‘Fought through adversity’
About 700 students, including seventh- and eighth-graders from Divine Mercy Catholic Academy in Johnstown, are expected to attend the afternoon concert.
“I think that it would be good for our students and students of that age to see someone that has fought through adversity and has done something special with their life to impact others in a positive way,” said Thomas Smith, Divine Mercy’s chief academic officer. “This is a gentleman who has no arms and plays the guitar with his feet and toes. I’ll be willing to bet not too many of our students have seen anything like this.
“You think about the things you deal with every day – or that we deal with every day – (they) are on a minimal level compared to what this gentleman has dealt with his entire life and what he’s done with himself. And how – we’re from a Catholic school – he was inspired by our faith and has remained faithful instead of turning the other direction and saying, ‘Why me? Why has this happened to me?’ He has turned it into a positive and is using it to inspire others. What a gift that is.”
The church, which is part of the Roman Catholic Diocese of Altoona-Johnstown, could seat about 1,000 concert-goers for the nighttime show.
“Tony Meléndez is an inspirational musician, and we are thrilled that he is coming to our diocese to share his story and remarkable talent,” said Tony DeGol, Altoona-Johnstown’s secretary for communications. “We are grateful to Father Warchola for having the vision to bring Meléndez to Holy Name Parish and invite faithful from throughout the diocese to be part of this opportunity.
“All of us face challenges in life, and all of us have gifts. Meléndez is a great example of someone who is not letting any obstacle prevent him for using his gifts and sharing them with others.
“We hope everyone who experiences Meléndez’s music at Holy Name – especially our young people – walks away feeling inspired and committed to using their talents to the fullest.”
Meléndez, a native of Nicaragua, was born with no arms, a birth defect caused by his mother taking thalidomide, a prescription drug used to calm morning sickness during pregnancy.
He took up the guitar in the mid-1980s when living in Los Angeles.
On Sept. 15, 1987, Meléndez sang and played the song “Never Be the Same” at a youth event where he was presented as a “gift” to John Paul II.

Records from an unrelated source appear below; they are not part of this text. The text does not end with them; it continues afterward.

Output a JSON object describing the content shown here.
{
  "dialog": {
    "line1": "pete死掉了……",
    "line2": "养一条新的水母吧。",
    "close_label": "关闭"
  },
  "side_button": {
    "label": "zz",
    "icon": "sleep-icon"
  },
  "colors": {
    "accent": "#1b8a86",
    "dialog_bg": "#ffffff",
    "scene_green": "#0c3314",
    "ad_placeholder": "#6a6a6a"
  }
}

The holy father responded emotionally to the song and went to the stage to kiss Meléndez.
“It was a surprise,” Meléndez said. “It was life-changing. It was not supposed to happen. I was part of a youth gathering with the pope. Four cities got to ask him questions. I was the ‘gift’ from Los Angeles. I really thought it would just be finish the song. You know, here I am playing the guitar with my toes. I finished the song. I really thought it would just be polite clap, clap, clap, clap, and OK, on with the next ‘gift.’ Next thing I know, he’s jumping into the audience, working his way over to me. Even before he jumped off his stage, he said, ‘I have to kiss him.’
“I felt honored. I felt blessed. Since I was a ‘gift’ from the youth, it was as if they were being embraced, which was beautiful. It was a beautiful moment.”
The blessing from the pope helped launch his musical career that has included performing on “The Today Show,” “700 Club,” “Good Morning America” and “CBS This Morning,” along with at the Vatican, and singing the national anthem before the fifth game of the 1989 World Series.
He has held concerts in more than 40 countries.
“(My faith) has taken me around the world,” said Meléndez, 58, who now lives in Branson, Missouri. “I’ve really kind of said it challenges me, too, to be a better person. It has that spiritual entity of Christ that gives me strength. I wish I could pass it on to everyone, but I know there’s people that don’t want that kind of a message. But my heart wishes to pass on that kind of strength, that kind of power, which all comes from the heavens.”